The evaluation of synchronous and asynchronous online learning: student experience, learning outcomes, and cognitive load.

Publication date: Mar 22, 2024
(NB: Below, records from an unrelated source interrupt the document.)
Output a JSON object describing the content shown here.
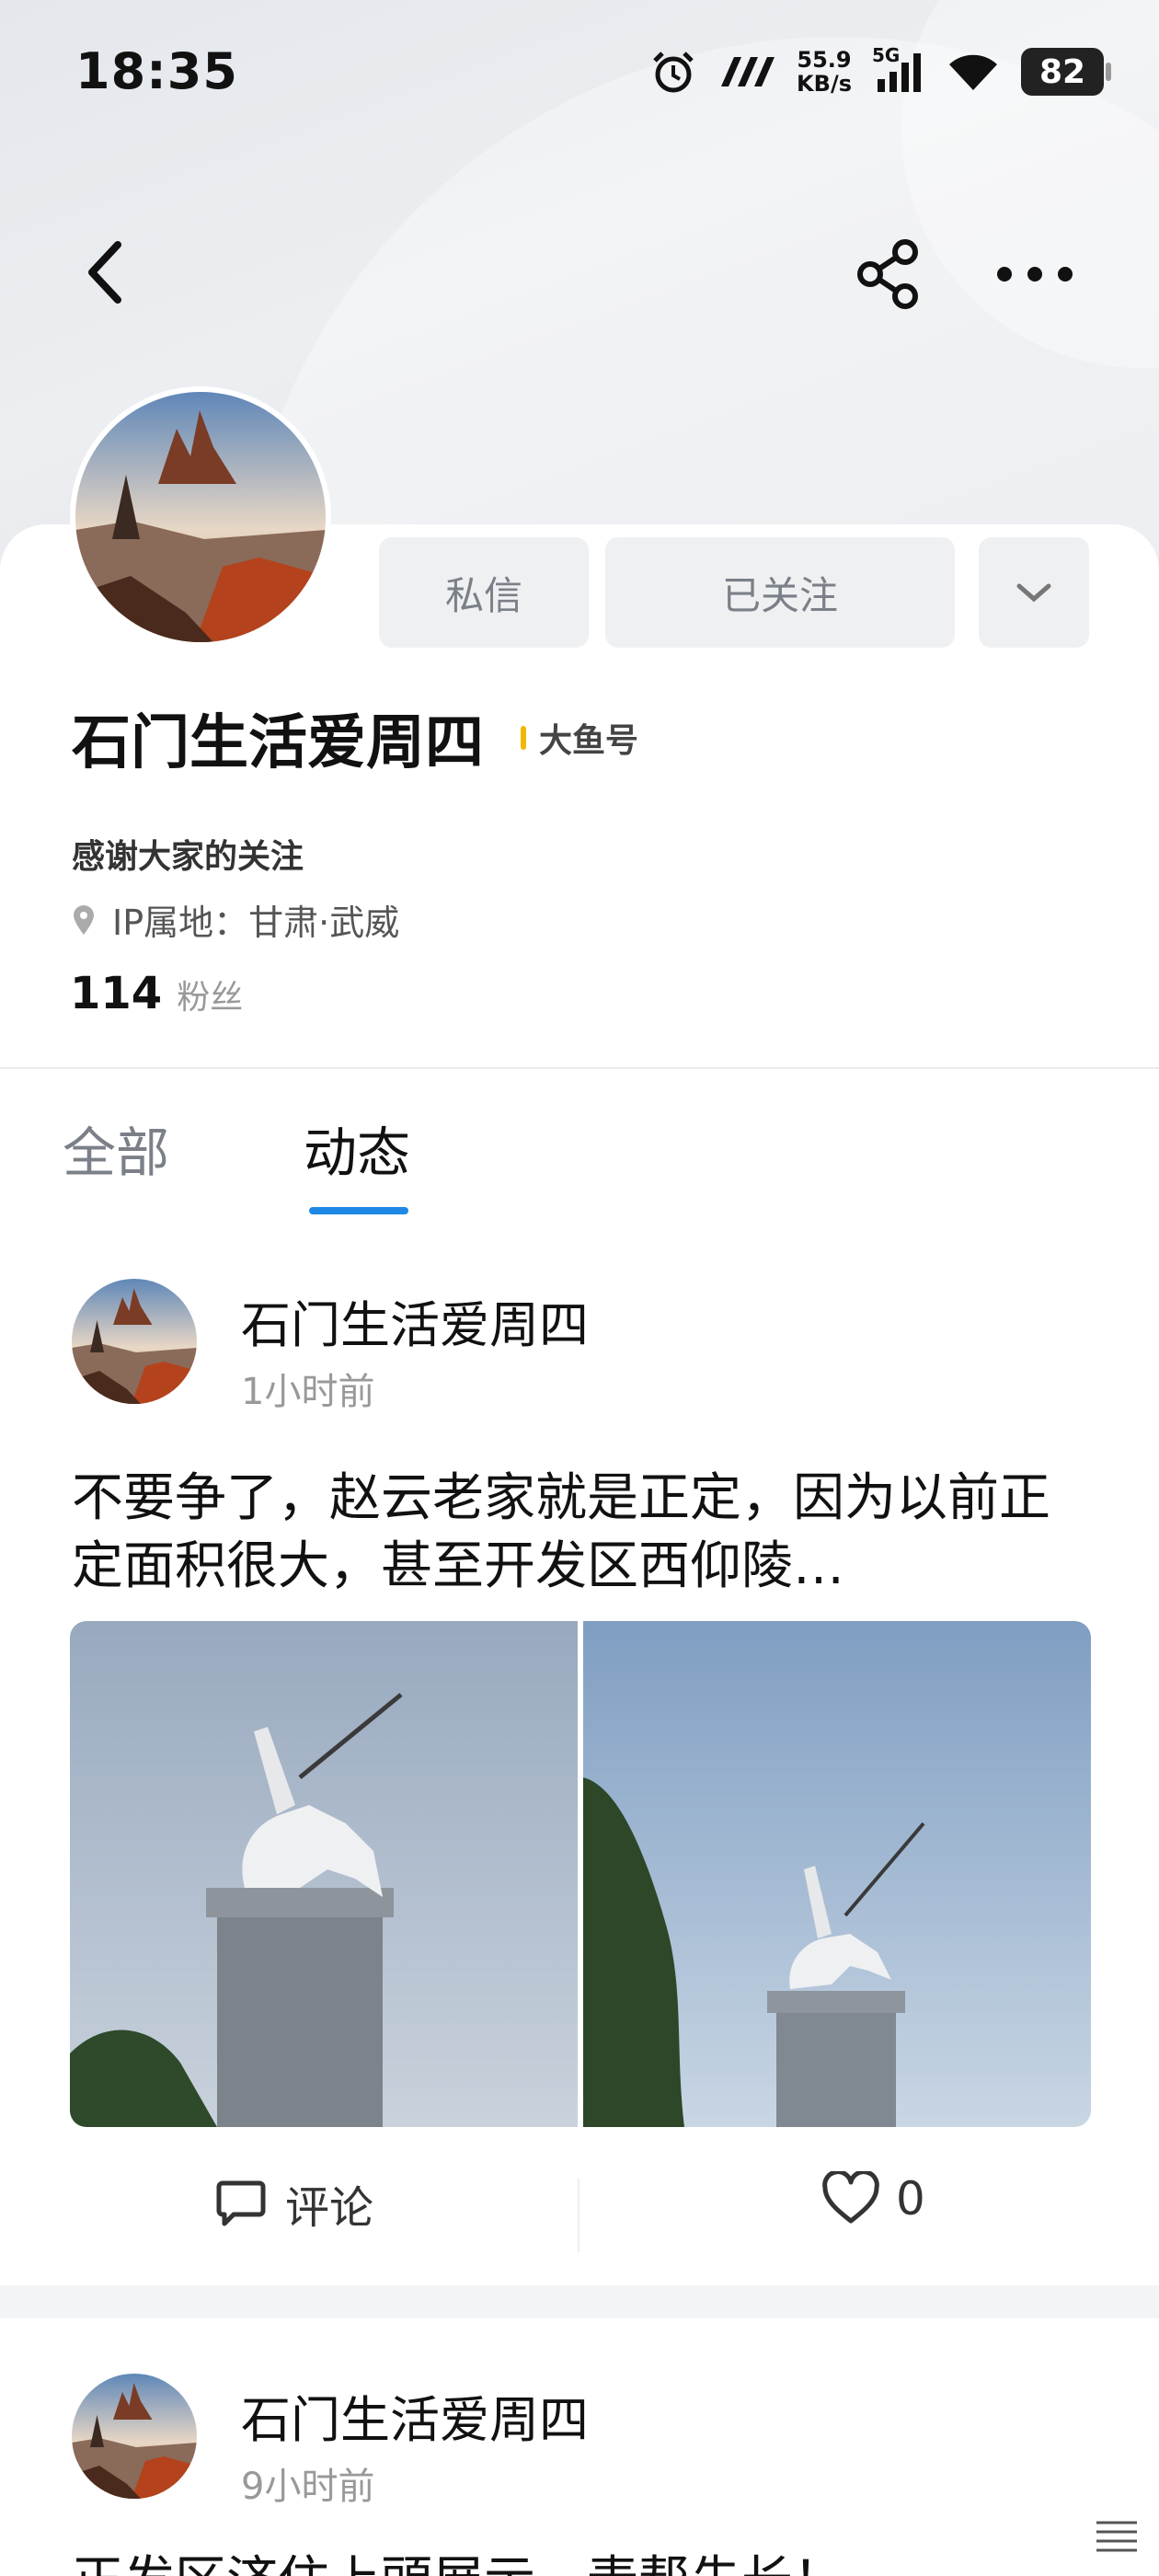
{
  "status_bar": {
    "time": "18:35",
    "net_speed_value": "55.9",
    "net_speed_unit": "KB/s",
    "network": "5G",
    "battery": "82"
  },
  "nav": {
    "back_icon": "chevron-left-icon",
    "share_icon": "share-icon",
    "more_icon": "more-icon"
  },
  "profile": {
    "name": "石门生活爱周四",
    "badge": "大鱼号",
    "bio": "感谢大家的关注",
    "ip_location": "IP属地：甘肃·武威",
    "fans_count": "114",
    "fans_label": "粉丝",
    "message_button": "私信",
    "follow_button": "已关注"
  },
  "tabs": [
    {
      "label": "全部",
      "active": false
    },
    {
      "label": "动态",
      "active": true
    }
  ],
  "posts": [
    {
      "author": "石门生活爱周四",
      "time": "1小时前",
      "text": "不要争了，赵云老家就是正定，因为以前正定面积很大，甚至开发区西仰陵…",
      "comment_label": "评论",
      "likes": "0"
    },
    {
      "author": "石门生活爱周四",
      "time": "9小时前",
      "text": "正发区济住上頭展示，麦帮先长！"
    }
  ],
  "colors": {
    "accent": "#1e88e5",
    "badge_bar": "#f2b705",
    "button_bg": "#eef0f2"
  }
}
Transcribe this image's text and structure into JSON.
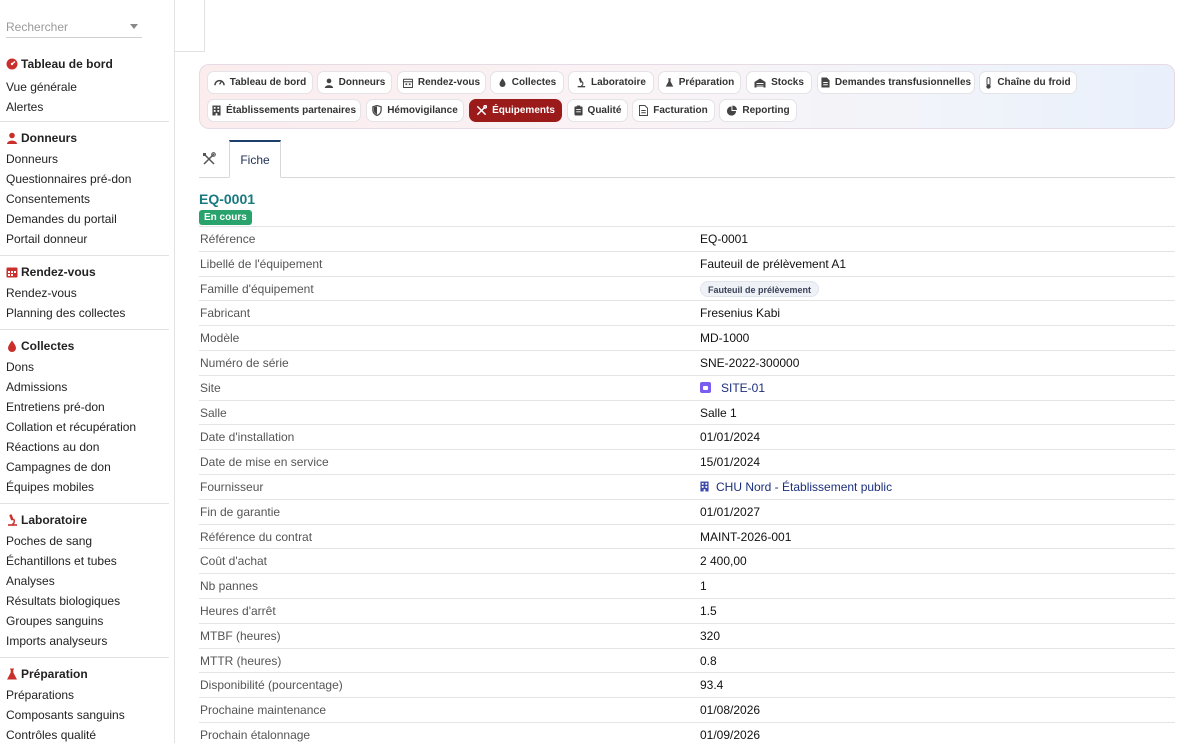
{
  "search": {
    "placeholder": "Rechercher"
  },
  "sidebar": {
    "sections": [
      {
        "title": "Tableau de bord",
        "icon": "dashboard-gauge-icon",
        "items": [
          "Vue générale",
          "Alertes"
        ]
      },
      {
        "title": "Donneurs",
        "icon": "user-icon",
        "items": [
          "Donneurs",
          "Questionnaires pré-don",
          "Consentements",
          "Demandes du portail",
          "Portail donneur"
        ]
      },
      {
        "title": "Rendez-vous",
        "icon": "calendar-icon",
        "items": [
          "Rendez-vous",
          "Planning des collectes"
        ]
      },
      {
        "title": "Collectes",
        "icon": "blood-drop-icon",
        "items": [
          "Dons",
          "Admissions",
          "Entretiens pré-don",
          "Collation et récupération",
          "Réactions au don",
          "Campagnes de don",
          "Équipes mobiles"
        ]
      },
      {
        "title": "Laboratoire",
        "icon": "microscope-icon",
        "items": [
          "Poches de sang",
          "Échantillons et tubes",
          "Analyses",
          "Résultats biologiques",
          "Groupes sanguins",
          "Imports analyseurs"
        ]
      },
      {
        "title": "Préparation",
        "icon": "flask-icon",
        "items": [
          "Préparations",
          "Composants sanguins",
          "Contrôles qualité"
        ]
      }
    ]
  },
  "modules": [
    {
      "label": "Tableau de bord",
      "icon": "gauge-icon",
      "active": false
    },
    {
      "label": "Donneurs",
      "icon": "user-icon",
      "active": false
    },
    {
      "label": "Rendez-vous",
      "icon": "calendar-icon",
      "active": false
    },
    {
      "label": "Collectes",
      "icon": "blood-drop-icon",
      "active": false
    },
    {
      "label": "Laboratoire",
      "icon": "microscope-icon",
      "active": false
    },
    {
      "label": "Préparation",
      "icon": "flask-icon",
      "active": false
    },
    {
      "label": "Stocks",
      "icon": "warehouse-icon",
      "active": false
    },
    {
      "label": "Demandes transfusionnelles",
      "icon": "document-icon",
      "active": false
    },
    {
      "label": "Chaîne du froid",
      "icon": "thermometer-icon",
      "active": false
    },
    {
      "label": "Établissements partenaires",
      "icon": "building-icon",
      "active": false
    },
    {
      "label": "Hémovigilance",
      "icon": "shield-icon",
      "active": false
    },
    {
      "label": "Équipements",
      "icon": "tools-icon",
      "active": true
    },
    {
      "label": "Qualité",
      "icon": "clipboard-icon",
      "active": false
    },
    {
      "label": "Facturation",
      "icon": "invoice-icon",
      "active": false
    },
    {
      "label": "Reporting",
      "icon": "pie-chart-icon",
      "active": false
    }
  ],
  "tabs": {
    "fiche": "Fiche"
  },
  "record": {
    "title": "EQ-0001",
    "status": "En cours",
    "fields": [
      {
        "label": "Référence",
        "value": "EQ-0001",
        "kind": "text"
      },
      {
        "label": "Libellé de l'équipement",
        "value": "Fauteuil de prélèvement A1",
        "kind": "text"
      },
      {
        "label": "Famille d'équipement",
        "value": "Fauteuil de prélèvement",
        "kind": "pill"
      },
      {
        "label": "Fabricant",
        "value": "Fresenius Kabi",
        "kind": "text"
      },
      {
        "label": "Modèle",
        "value": "MD-1000",
        "kind": "text"
      },
      {
        "label": "Numéro de série",
        "value": "SNE-2022-300000",
        "kind": "text"
      },
      {
        "label": "Site",
        "value": "SITE-01",
        "kind": "site-link"
      },
      {
        "label": "Salle",
        "value": "Salle 1",
        "kind": "text"
      },
      {
        "label": "Date d'installation",
        "value": "01/01/2024",
        "kind": "text"
      },
      {
        "label": "Date de mise en service",
        "value": "15/01/2024",
        "kind": "text"
      },
      {
        "label": "Fournisseur",
        "value": "CHU Nord - Établissement public",
        "kind": "building-link"
      },
      {
        "label": "Fin de garantie",
        "value": "01/01/2027",
        "kind": "text"
      },
      {
        "label": "Référence du contrat",
        "value": "MAINT-2026-001",
        "kind": "text"
      },
      {
        "label": "Coût d'achat",
        "value": "2 400,00",
        "kind": "money"
      },
      {
        "label": "Nb pannes",
        "value": "1",
        "kind": "text"
      },
      {
        "label": "Heures d'arrêt",
        "value": "1.5",
        "kind": "text"
      },
      {
        "label": "MTBF (heures)",
        "value": "320",
        "kind": "text"
      },
      {
        "label": "MTTR (heures)",
        "value": "0.8",
        "kind": "text"
      },
      {
        "label": "Disponibilité (pourcentage)",
        "value": "93.4",
        "kind": "text"
      },
      {
        "label": "Prochaine maintenance",
        "value": "01/08/2026",
        "kind": "text"
      },
      {
        "label": "Prochain étalonnage",
        "value": "01/09/2026",
        "kind": "text"
      }
    ]
  },
  "colors": {
    "accent": "#9b1b1b",
    "teal": "#187a80",
    "status_green": "#27a36b",
    "link_navy": "#1c2f7a"
  }
}
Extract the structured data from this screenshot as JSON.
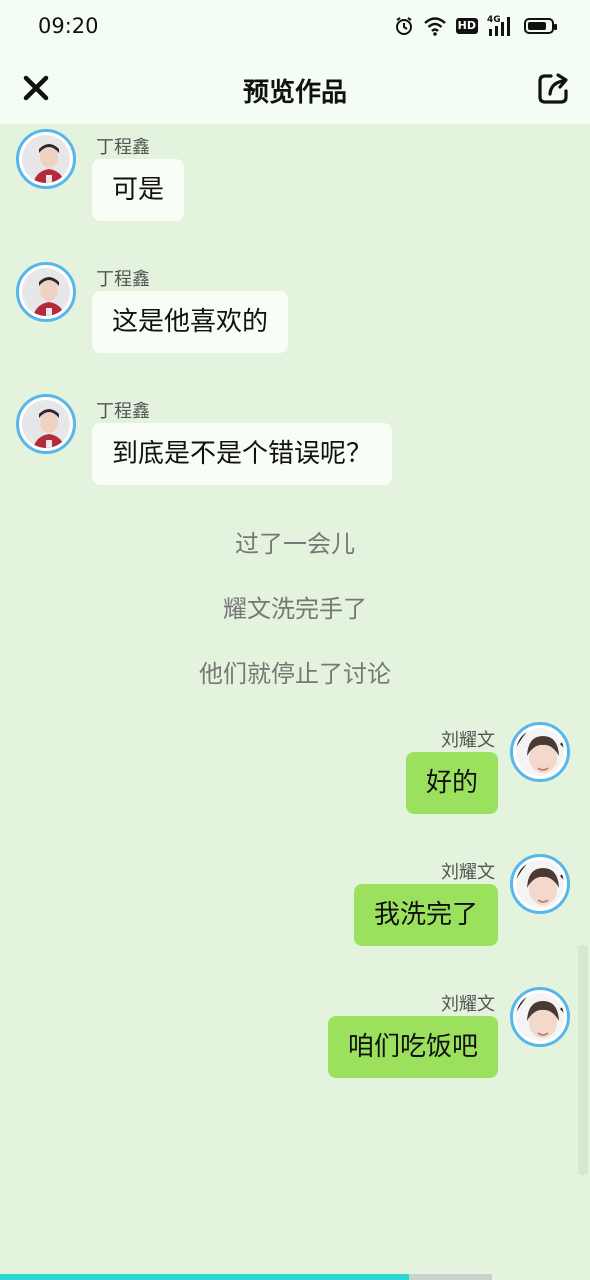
{
  "status_bar": {
    "time": "09:20",
    "hd_label": "HD",
    "network_label": "4G",
    "icons": [
      "alarm-icon",
      "wifi-icon",
      "hd-icon",
      "signal-icon",
      "battery-icon"
    ]
  },
  "header": {
    "title": "预览作品",
    "close_icon": "close-icon",
    "share_icon": "share-icon"
  },
  "messages": [
    {
      "side": "left",
      "sender": "丁程鑫",
      "text": "可是"
    },
    {
      "side": "left",
      "sender": "丁程鑫",
      "text": "这是他喜欢的"
    },
    {
      "side": "left",
      "sender": "丁程鑫",
      "text": "到底是不是个错误呢？"
    },
    {
      "side": "right",
      "sender": "刘耀文",
      "text": "好的"
    },
    {
      "side": "right",
      "sender": "刘耀文",
      "text": "我洗完了"
    },
    {
      "side": "right",
      "sender": "刘耀文",
      "text": "咱们吃饭吧"
    }
  ],
  "narrations": [
    "过了一会儿",
    "耀文洗完手了",
    "他们就停止了讨论"
  ],
  "colors": {
    "background": "#e4f3dd",
    "left_bubble": "#f8fdf5",
    "right_bubble": "#9be15d",
    "avatar_ring": "#57b6ea",
    "progress": "#2ed6cf"
  },
  "progress": 0.7
}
The abrupt onset of the COVID-19 pandemic compelled universities to swiftly establish online teaching and learning environments that were not only immediately deployable but also conducive to high-quality education. This study aimed to compare the effectiveness of the online synchronous and asynchronous teaching formats in the dermatology lecture for undergraduate medical students, including academic performance, self-efficacy, and cognitive load. A total of 170 fourth-year undergraduate medical students attending the dermatology lecture were included. The lecture was delivered using both the synchronous method (live online lecture via Webex meeting) and the asynchronous method (lecture videos shared on YouTube). The students had the freedom to choose their preferred method of attending the online lecture. The study assessed three main aspects: (1) learning outcomes measured through pretest, posttest, and retention test scores; (2) cognitive load experienced by students, including mental load and mental effort measured using eight items; and (3) satisfaction levels with each online teaching format. In this study, 70 students opted for the synchronous online lecture, while 100 students chose the asynchronous online lecture. Both synchronous and asynchronous teaching methods exhibited significant improvements in post and retention test scores compared to the pretest. Satisfaction levels, rated on a scale of 0-5, were generally high for both teaching methods, with no significant differences observed (4. 6 for synchronous, 4. 53 for asynchronous; p =. 350). Regarding cognitive load, the synchronous method showed a significantly lower level than the asynchronous method (p =. 0001). Subgroup analysis revealed no difference in mental effort (p =. 0662), but the level of mental load was lower in the synchronous method (p =. 0005). Both synchronous and asynchronous online teaching methods demonstrated improvements in learning outcomes and high levels of student satisfaction. However, the cognitive load experienced by students was lower in the synchronous setting compared to the asynchronous setting. These findings remind health professions educators that they would consider the students’ cognitive load when designing online curricula.

Open Access PDF

Concepts Keywords
Dermatology Cognitive load
Pretest Medical education
Therapy Online learning
Universities Self-efficacy
Youtube Student satisfaction


Type Source Name
disease MESH COVID-19 pandemic
disease IDO quality
disease VO effectiveness
pathway REACTOME Reproduction
disease MESH emergency
disease VO time
disease VO effective
drug DRUGBANK Tretamine
drug DRUGBANK Spinosad
disease MESH dermatitis
disease MESH atopic dermatitis
disease MESH eczema
disease MESH lichen simplex chronicus
disease MESH prurigo
disease MESH contact dermatitis
disease MESH seborrheic dermatitis

Original Article

(Visited 1 times, 1 visits today)